As the 1960s ended, Herbie Hancock embarked on a grand creative experiment. Having just been dismissed from the celebrated Miles Davis Quintet, he brought a new group of musicians together into what would become a revolutionary band. Taking the Swahili name Mwandishi, the group would go on to play some of the most invative music of the 1970s, fusing an assortment of musical genres, American and African cultures, and acoustic and electronic sounds into groundbreaking experiments that helped shape the American popular music that followed. In You'll Kw When You Get There , Bob Gluck offers the first comprehensive study of this seminal group, mapping the musical, techlogical, political, and cultural changes that they t only lived in, but effected. Beginning with Hancock's formative years as a sideman in bebop and hard bop ensembles, his work with Miles Davis, and the early recordings under his own name, Gluck uncovers the many ingredients that would come to form the Mwandishi sound. He offers an extensive series of interviews with Hancock, other band members, the producer and engineer who worked with them, and a catalog of well-kwn musicians who were profoundly influenced by the group. Paying close attention to Mwandishi's compositions, he analyzes a wide array of recordings - many little kwn - and examines the group's instrumentation, their pioneering use of electronics, and their transformation of the studio into a compositional tool. From protofunk rhythms to synthesizers to the reclamation of African identities, Gluck tells the story of a highly peculiar and thrillingly unpredictable band that became a hallmark of American genius.

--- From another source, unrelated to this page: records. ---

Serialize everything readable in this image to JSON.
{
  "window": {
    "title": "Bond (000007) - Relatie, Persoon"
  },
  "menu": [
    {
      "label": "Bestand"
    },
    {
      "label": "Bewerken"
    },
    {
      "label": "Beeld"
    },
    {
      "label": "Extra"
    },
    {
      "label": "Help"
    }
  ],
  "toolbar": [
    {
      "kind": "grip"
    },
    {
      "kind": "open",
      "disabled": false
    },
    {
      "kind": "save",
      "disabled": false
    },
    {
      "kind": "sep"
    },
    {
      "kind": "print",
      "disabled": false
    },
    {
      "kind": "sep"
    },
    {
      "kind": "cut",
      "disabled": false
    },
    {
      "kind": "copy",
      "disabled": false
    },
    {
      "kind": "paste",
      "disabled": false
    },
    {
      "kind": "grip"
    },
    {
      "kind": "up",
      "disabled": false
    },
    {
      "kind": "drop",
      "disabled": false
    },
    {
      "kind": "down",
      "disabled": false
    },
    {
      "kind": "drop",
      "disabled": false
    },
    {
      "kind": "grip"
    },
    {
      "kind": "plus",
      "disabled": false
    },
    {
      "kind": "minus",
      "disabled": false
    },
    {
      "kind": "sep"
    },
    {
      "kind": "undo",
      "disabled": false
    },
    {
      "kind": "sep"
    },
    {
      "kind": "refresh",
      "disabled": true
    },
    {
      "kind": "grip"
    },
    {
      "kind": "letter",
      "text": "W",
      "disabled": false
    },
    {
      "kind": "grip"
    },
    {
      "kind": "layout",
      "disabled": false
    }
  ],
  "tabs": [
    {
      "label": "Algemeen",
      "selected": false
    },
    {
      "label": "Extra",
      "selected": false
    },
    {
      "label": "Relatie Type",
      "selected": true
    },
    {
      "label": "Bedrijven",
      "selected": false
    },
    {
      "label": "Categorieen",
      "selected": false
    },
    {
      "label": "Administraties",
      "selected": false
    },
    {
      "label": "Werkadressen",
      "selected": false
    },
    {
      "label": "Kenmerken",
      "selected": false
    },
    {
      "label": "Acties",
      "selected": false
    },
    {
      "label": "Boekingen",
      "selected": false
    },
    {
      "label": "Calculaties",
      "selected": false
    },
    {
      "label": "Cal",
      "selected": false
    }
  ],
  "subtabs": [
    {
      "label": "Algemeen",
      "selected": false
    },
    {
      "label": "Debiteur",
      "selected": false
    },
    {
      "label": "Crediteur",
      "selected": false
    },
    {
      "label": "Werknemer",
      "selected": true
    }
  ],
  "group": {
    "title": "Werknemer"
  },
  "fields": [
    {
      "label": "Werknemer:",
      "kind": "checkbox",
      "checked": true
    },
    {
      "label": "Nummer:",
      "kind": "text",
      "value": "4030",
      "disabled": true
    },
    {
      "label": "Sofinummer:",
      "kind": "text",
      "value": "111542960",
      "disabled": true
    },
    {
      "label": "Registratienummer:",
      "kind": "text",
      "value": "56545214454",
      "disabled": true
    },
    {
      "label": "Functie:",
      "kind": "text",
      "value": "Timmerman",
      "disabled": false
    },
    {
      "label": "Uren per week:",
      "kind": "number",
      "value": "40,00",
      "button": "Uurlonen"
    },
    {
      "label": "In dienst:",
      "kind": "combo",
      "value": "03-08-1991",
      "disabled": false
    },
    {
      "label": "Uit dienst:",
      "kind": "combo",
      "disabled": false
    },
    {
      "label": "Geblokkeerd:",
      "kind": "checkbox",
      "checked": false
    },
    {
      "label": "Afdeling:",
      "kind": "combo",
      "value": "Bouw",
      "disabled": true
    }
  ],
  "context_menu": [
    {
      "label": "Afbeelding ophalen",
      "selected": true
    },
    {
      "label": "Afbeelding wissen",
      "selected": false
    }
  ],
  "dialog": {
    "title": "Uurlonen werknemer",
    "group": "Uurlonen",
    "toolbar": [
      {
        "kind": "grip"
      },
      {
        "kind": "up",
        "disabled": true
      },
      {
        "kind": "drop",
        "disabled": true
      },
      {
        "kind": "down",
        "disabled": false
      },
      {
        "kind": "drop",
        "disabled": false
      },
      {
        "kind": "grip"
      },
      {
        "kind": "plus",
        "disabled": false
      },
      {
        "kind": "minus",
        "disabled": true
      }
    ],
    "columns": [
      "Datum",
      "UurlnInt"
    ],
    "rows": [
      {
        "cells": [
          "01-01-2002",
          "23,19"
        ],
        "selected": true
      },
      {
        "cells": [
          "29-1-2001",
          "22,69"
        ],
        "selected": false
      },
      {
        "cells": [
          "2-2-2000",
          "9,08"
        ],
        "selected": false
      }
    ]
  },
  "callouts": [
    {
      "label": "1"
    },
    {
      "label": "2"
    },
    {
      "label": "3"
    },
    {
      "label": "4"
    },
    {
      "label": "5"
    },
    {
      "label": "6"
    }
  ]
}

Bob Gluck is a jazz historian, an associate professor of music, and director of the Electronic Music Studio at the University at Albany, SUNY.